Up close, the mosque is even more intimidatingly beautiful. Admission is free and it is usually open Saturday to Thursday from 9am until 10pm. Visitors are shown to large dressing rooms (men into one and women into another) where, as a matter of respect, you are given robes similar to the garments worn by local Emiratis. Yes, it was stifling for my pathetic Irish constitution, but my overriding feeling was one of surprising liberation. We instantly blended into the swathes of crowds, but it also gave us the best way to observe the world around me discreetly, free from judgement, and with a feeling of anonymity that was quite intoxicating. I learnt through speaking with locals and friends who lived in Abu Dhabi that as one of the more progressive of the seven Emirates, many of the women here choose to wear the traditional Abayas. Indeed, there was a touch of superiority from the Emirati women in the malls with their beautiful handbags and heavily kohled eye make-up. They glided past us confidently, with an air of the mysterious.
Ultimately, it is this urge to always discover a little more that is part of the lure of Abu-Dhabi — a wonderfully interesting sun destination. And while many of Abu Dhabi's achievements are nothing short of astounding, prepare to fall in love with its brazen self-believe as well as its enchanting culture.
WHERE TO STAY
I stayed at the 5-star Shangri-La hotel (www.shangri-la.com/abudhabi) which overlooks the Blue Mosque. Its lush garden landscapes make for a serene, faraway world and it is also handy for the airport (30 minutes drive) but there is plenty of choice when it comes to somewhere to rest your head.
WHEN TO GO
We travelled in early January and found the weather to be ideal (24 degrees). The best time to visit this part of the Middle East is from October to April when it is cool enough to make the best of the outdoors. Temperatures are usually from 10 to 25 degrees centigrade. Temperatures get as high as 48 degrees in July and August and the humidity can be quite uncomfortable.
WHAT TO BRING
I wore my usual summer attire — sundresses, shorts and tee-shirts but made sure I brought a shawl/pashmina with me to cover my shoulders as we visited some of the more religious areas. Beachwear is acceptable at public beaches and at hotels and resorts. Keep in mind that it can also be chilly with the air-conditioning in restaurants and bars. Alcohol is very expensive here so it might be an idea to visit duty-free on the way if you enjoy your glass of wine on the balcony in the evenings.
Taxis are a very common and affordable form of transport here in Abu Dhabi. You can flag one down almost everywhere and many of the shopping centres and malls have their own dedicated taxi ranks.
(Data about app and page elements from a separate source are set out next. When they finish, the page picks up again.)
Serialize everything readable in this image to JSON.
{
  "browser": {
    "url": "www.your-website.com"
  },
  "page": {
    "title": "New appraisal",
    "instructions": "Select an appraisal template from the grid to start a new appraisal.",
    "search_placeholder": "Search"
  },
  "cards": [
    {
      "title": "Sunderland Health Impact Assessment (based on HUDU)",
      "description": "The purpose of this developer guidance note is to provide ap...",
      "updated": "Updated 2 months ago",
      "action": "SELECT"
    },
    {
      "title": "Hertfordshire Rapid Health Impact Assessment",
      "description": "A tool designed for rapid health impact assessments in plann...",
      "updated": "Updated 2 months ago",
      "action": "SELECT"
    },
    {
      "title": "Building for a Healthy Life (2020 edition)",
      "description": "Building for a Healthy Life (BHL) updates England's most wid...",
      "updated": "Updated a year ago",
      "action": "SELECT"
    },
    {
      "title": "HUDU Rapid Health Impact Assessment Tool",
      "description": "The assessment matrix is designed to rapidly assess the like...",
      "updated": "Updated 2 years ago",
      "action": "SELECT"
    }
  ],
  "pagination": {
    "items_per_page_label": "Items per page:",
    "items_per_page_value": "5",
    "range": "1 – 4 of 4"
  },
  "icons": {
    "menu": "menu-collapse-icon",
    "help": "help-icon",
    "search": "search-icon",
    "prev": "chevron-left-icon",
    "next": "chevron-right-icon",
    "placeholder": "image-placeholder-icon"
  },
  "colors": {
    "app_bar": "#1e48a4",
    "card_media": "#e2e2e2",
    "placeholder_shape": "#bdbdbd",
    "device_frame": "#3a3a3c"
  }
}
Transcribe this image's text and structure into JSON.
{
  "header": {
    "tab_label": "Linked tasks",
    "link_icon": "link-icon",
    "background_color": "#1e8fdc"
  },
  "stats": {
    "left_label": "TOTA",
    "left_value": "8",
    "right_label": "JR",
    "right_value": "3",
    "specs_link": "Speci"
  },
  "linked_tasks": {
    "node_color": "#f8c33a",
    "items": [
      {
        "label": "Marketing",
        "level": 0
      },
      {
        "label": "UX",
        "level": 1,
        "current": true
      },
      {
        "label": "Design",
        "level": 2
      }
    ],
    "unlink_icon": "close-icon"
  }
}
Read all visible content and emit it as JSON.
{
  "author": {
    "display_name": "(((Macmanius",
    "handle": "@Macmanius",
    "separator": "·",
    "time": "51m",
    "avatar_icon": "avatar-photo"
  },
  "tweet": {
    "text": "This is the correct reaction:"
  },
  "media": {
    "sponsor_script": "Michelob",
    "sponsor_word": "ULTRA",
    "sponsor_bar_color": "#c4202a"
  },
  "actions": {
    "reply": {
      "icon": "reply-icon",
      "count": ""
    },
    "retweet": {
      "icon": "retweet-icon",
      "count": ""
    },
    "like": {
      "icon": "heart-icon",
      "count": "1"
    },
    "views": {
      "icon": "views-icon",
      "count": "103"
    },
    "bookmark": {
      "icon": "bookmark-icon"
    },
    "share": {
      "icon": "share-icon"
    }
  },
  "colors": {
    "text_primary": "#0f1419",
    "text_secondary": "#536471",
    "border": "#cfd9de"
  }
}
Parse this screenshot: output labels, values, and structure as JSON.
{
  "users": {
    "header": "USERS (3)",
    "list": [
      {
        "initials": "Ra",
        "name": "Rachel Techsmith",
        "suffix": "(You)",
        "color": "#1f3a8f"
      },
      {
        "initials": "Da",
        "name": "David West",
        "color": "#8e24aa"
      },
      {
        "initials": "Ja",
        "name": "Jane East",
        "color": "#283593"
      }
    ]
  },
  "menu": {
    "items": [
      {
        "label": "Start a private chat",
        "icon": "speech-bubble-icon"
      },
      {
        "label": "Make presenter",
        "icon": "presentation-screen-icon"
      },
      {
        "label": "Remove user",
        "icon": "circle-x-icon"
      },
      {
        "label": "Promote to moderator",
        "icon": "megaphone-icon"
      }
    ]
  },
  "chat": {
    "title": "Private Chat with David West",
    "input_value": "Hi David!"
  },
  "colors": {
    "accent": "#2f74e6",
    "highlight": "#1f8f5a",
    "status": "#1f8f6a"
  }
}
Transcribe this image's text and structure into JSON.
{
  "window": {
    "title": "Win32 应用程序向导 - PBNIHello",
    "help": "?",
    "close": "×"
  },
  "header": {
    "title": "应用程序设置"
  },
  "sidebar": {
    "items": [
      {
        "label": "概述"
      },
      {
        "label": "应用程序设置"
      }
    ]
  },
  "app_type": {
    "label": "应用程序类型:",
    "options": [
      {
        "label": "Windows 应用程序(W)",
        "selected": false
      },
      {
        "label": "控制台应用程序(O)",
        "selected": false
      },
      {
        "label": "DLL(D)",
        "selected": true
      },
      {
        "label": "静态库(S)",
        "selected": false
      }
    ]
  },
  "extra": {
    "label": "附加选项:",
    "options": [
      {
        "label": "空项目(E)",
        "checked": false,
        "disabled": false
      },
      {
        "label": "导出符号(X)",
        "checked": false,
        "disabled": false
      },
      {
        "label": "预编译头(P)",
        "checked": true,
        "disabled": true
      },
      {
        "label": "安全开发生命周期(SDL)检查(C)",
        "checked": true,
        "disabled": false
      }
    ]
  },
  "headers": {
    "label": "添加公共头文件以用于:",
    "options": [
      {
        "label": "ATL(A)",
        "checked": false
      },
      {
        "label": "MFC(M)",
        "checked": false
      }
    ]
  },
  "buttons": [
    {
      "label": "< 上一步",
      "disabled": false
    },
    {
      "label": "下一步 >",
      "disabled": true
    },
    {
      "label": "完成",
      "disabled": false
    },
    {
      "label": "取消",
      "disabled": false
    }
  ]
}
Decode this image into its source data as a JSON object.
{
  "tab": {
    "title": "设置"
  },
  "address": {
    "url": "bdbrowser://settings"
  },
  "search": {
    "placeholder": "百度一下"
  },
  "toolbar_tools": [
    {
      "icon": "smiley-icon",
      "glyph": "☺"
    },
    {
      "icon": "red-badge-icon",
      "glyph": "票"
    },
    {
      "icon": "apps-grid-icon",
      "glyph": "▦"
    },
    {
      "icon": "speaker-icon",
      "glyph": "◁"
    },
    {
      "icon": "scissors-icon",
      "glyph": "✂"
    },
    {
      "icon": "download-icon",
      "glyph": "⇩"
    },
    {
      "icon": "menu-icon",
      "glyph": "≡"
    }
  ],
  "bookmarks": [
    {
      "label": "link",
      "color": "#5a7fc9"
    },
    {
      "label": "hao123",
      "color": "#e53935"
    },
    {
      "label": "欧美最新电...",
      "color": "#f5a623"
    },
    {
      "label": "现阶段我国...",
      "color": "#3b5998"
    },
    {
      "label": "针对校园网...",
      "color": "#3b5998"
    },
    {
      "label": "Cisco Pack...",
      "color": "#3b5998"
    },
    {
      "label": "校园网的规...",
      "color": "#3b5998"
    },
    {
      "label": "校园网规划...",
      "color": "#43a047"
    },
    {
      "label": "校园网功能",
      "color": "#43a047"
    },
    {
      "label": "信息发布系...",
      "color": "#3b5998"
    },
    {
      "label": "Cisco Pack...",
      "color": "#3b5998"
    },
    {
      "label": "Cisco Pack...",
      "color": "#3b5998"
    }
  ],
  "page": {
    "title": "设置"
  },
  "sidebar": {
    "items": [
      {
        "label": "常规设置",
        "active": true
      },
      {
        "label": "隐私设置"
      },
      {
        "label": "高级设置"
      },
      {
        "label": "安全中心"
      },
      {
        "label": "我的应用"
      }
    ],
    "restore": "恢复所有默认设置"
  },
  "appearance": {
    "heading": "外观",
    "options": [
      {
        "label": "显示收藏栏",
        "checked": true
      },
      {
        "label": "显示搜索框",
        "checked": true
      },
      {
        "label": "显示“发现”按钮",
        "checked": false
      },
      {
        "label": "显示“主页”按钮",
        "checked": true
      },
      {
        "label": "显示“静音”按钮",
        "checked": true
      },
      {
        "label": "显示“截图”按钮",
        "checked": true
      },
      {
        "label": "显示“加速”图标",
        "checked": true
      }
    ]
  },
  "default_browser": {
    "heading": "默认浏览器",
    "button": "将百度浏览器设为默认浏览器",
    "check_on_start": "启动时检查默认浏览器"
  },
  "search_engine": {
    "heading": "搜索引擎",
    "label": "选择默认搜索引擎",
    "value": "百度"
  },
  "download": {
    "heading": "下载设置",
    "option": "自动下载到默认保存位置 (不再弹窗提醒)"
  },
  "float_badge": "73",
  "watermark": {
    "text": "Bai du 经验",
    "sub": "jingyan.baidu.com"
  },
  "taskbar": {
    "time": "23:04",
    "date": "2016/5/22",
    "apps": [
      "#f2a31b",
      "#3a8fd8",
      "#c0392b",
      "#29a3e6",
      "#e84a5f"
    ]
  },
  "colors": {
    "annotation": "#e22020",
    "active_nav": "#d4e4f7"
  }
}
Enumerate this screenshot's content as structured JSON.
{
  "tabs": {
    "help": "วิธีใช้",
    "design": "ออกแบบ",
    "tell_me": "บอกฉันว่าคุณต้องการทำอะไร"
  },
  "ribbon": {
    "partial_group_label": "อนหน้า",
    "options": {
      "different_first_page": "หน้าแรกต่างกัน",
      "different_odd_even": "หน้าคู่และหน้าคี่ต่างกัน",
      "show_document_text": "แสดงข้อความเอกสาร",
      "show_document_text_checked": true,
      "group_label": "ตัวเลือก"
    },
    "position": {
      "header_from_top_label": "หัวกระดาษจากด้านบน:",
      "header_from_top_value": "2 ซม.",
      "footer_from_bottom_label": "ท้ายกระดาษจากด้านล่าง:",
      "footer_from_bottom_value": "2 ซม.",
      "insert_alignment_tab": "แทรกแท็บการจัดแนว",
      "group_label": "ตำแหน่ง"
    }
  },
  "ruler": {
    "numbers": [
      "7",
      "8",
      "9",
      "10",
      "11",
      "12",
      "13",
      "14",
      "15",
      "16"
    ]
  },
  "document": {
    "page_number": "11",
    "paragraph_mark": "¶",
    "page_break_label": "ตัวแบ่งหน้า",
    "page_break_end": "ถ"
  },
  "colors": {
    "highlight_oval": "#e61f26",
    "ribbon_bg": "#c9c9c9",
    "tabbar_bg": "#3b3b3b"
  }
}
I was fascinated to see pink taxis which are exclusively for female passengers and little boys aged 10 and under. They are driven exclusively by women and have the same fares as other (silver) taxis.
The journey into town from the airport costs about AED 70 — 80 (€17) and takes half an hour. You can also take the A1 bus into Abu Dhabi City. It runs every 30 minutes, 24 hours a day.
Most of the larger hotels have staff who speak English.
10 Emirati Dirham (AED) is about €2.20
Tipping for good service is common practice (10%)
Check when Ramadan starts and ends. It lasts 30 days. It is a holy month where Muslims fast from dawn until dusk. The city gets much quieter and working hours are reduced. In respect to those fasting, eating and drinking is prohibited in public.
The weekends here are Friday and Saturday so Sunday is the first working day of the week.
I'm a writer and mum to three adventure-loving cuties. I enjoy trying to show my family as much of the world as possible in-between the school runs and writing about our latest adventure.